The problem I have is more with hard and fast rules when it comes to race. I think it's okay to use food to describe skin color/physicality, so long as it's not cliché, i.e. mocha skin or almond eyes. I think most things are okay when done well and thoughtfully! To me, it's more about how your characters live in the story and the writing itself.
When it comes to ethnicity and whether or an author should "fill in the blanks," again, I don't think there is a an absolute answer to that. I mean, immediately stating every non-white character's race when they enter a scene for the first time can feel clunky. But I do think that assuming your reader knows the character's race is a mistake as well, because regardless of the ethnicity of the reader, people have a tendency to default to white when it comes to fictional characters and just in general. There's a great article in Salon called "How Can White Americans Be Free?" by Kartina Richardson. She writes,
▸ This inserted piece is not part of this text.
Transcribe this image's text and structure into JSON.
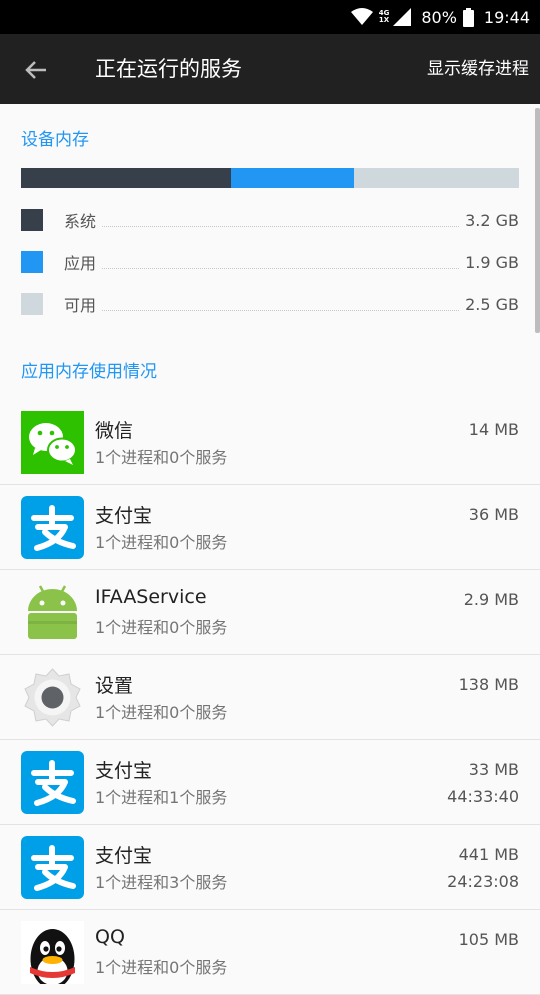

Even in California, where white people are not a majority of the population, the L.A. Times and the San Francisco Chronicle both continue to specify race almost exclusively when an individual is non-white. No race specified? Must be a regular person! A white person.
When I read Hunger Games, I assumed Rue was white. I must have just zoomed right over her description and made that assumption-- and I'm both a person of color and a writer. Suzanne Collins told us she had "dark brown skin" and I still just assumed she was white. That's how pervasive that shit is! So when writers say, "I like to let the reader imagine for themselves the race of the characters," I think that's naive and it discounts how deeply we as a society have internalized white default. I also think it's lazy. My ethnicity has so much to do with my identity, with the way I see the world. I think if you as a writer don't make those kinds of decisions, at least in your own head, you haven't fully thought out your characters.
From that same Salon article, Richardson says,
We expect artists of color to address race or we’ll ask why they don’t. White artists are never asked why they aren’t addressing their experience of race in their work. We don’t have the same expectations of white artists because, of course, they are raceless. We assume that if race is not specified and a specific identity is not discussed, then the identity is white.
As an Asian American writer, I am often being asked to justify why I don't write more, or exclusively, Asian stories. What it comes down to is, I want to write the stories I feel like writing, when I feel like writing them. And regardless of whether or not the narrator of my story is Asian American, my experience as an Asian American comes through in a million different ways. My first book Shug is about a 12 year old girl growing up in a small town in the South. Her mother is an alcoholic who is limited in so many ways, and wishes she could do more for her daughter. Shug is young, but she has a lot of burdens and responsibilities that most kids her age don't have. As the child of immigrants, that was my story too. We all tell our own stories the best we can.
First and foremost, I think the writer has to be true to the characters. If the narrator is white, and perhaps sheltered, perhaps didn't grow up in the most diverse town, you have to consider that when you write from their point of view and how they see people. The way I think about race as a second generation Korean American isn't the same way that character thinks about race, and I think the nuances can be really slight and subtle. So, bringing it back to skin color and how we describe race and ethnicity in fiction, we are seeing people through the main character's eyes. As long as the writer is true to that, as cognizant and faithful to that specific point of view, I can't fault them. I think it's really mostly about making decisions with intention and thoughtfulness.